*WORK INSTRUCTION*
The listing below is to be reproduced in full, exactly as given.
......
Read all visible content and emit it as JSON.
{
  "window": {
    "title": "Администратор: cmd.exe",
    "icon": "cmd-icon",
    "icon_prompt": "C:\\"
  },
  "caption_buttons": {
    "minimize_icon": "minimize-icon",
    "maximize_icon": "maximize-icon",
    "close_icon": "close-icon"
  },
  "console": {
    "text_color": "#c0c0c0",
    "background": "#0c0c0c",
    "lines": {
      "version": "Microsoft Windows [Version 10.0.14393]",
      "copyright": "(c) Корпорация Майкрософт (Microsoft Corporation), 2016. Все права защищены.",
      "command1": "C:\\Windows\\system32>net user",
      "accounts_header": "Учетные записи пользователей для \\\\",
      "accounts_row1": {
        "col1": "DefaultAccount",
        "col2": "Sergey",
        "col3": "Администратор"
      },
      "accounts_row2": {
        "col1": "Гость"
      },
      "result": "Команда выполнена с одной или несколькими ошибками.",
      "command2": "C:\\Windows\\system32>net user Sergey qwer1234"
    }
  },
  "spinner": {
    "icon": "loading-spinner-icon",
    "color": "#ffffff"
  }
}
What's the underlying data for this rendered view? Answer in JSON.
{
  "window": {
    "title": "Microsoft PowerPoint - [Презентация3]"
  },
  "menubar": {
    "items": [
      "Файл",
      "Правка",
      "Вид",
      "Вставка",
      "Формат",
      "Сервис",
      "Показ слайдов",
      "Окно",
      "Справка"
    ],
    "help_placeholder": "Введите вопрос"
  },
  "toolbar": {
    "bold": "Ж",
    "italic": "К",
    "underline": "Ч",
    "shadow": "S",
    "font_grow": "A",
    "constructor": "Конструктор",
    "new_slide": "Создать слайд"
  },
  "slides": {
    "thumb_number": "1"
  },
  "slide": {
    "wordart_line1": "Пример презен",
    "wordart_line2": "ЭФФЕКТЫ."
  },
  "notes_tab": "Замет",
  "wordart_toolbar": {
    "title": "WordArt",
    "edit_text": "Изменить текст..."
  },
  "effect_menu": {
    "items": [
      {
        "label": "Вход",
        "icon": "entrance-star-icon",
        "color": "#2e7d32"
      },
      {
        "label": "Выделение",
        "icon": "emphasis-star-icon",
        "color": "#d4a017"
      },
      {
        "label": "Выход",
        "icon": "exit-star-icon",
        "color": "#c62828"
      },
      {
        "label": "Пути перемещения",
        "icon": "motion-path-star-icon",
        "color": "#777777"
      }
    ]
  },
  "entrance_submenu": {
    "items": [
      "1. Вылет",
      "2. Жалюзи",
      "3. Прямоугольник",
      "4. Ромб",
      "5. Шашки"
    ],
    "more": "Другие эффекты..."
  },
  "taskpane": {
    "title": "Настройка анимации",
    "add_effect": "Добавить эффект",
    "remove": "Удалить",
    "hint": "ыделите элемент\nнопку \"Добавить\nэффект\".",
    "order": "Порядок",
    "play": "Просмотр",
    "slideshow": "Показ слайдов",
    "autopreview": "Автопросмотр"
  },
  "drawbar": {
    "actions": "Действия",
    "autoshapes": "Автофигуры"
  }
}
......
*EXERCISE OUTPUT*
Read all visible content and emit it as JSON.
{
  "window": {
    "title": "Администратор: cmd.exe",
    "icon": "cmd-icon",
    "icon_prompt": "C:\\"
  },
  "caption_buttons": {
    "minimize_icon": "minimize-icon",
    "maximize_icon": "maximize-icon",
    "close_icon": "close-icon"
  },
  "console": {
    "text_color": "#c0c0c0",
    "background": "#0c0c0c",
    "lines": {
      "version": "Microsoft Windows [Version 10.0.14393]",
      "copyright": "(c) Корпорация Майкрософт (Microsoft Corporation), 2016. Все права защищены.",
      "command1": "C:\\Windows\\system32>net user",
      "accounts_header": "Учетные записи пользователей для \\\\",
      "accounts_row1": {
        "col1": "DefaultAccount",
        "col2": "Sergey",
        "col3": "Администратор"
      },
      "accounts_row2": {
        "col1": "Гость"
      },
      "result": "Команда выполнена с одной или несколькими ошибками.",
      "command2": "C:\\Windows\\system32>net user Sergey qwer1234"
    }
  },
  "spinner": {
    "icon": "loading-spinner-icon",
    "color": "#ffffff"
  }
}
What's the underlying data for this rendered view? Answer in JSON.
{
  "window": {
    "title": "Microsoft PowerPoint - [Презентация3]"
  },
  "menubar": {
    "items": [
      "Файл",
      "Правка",
      "Вид",
      "Вставка",
      "Формат",
      "Сервис",
      "Показ слайдов",
      "Окно",
      "Справка"
    ],
    "help_placeholder": "Введите вопрос"
  },
  "toolbar": {
    "bold": "Ж",
    "italic": "К",
    "underline": "Ч",
    "shadow": "S",
    "font_grow": "A",
    "constructor": "Конструктор",
    "new_slide": "Создать слайд"
  },
  "slides": {
    "thumb_number": "1"
  },
  "slide": {
    "wordart_line1": "Пример презен",
    "wordart_line2": "ЭФФЕКТЫ."
  },
  "notes_tab": "Замет",
  "wordart_toolbar": {
    "title": "WordArt",
    "edit_text": "Изменить текст..."
  },
  "effect_menu": {
    "items": [
      {
        "label": "Вход",
        "icon": "entrance-star-icon",
        "color": "#2e7d32"
      },
      {
        "label": "Выделение",
        "icon": "emphasis-star-icon",
        "color": "#d4a017"
      },
      {
        "label": "Выход",
        "icon": "exit-star-icon",
        "color": "#c62828"
      },
      {
        "label": "Пути перемещения",
        "icon": "motion-path-star-icon",
        "color": "#777777"
      }
    ]
  },
  "entrance_submenu": {
    "items": [
      "1. Вылет",
      "2. Жалюзи",
      "3. Прямоугольник",
      "4. Ромб",
      "5. Шашки"
    ],
    "more": "Другие эффекты..."
  },
  "taskpane": {
    "title": "Настройка анимации",
    "add_effect": "Добавить эффект",
    "remove": "Удалить",
    "hint": "ыделите элемент\nнопку \"Добавить\nэффект\".",
    "order": "Порядок",
    "play": "Просмотр",
    "slideshow": "Показ слайдов",
    "autopreview": "Автопросмотр"
  },
  "drawbar": {
    "actions": "Действия",
    "autoshapes": "Автофигуры"
  }
}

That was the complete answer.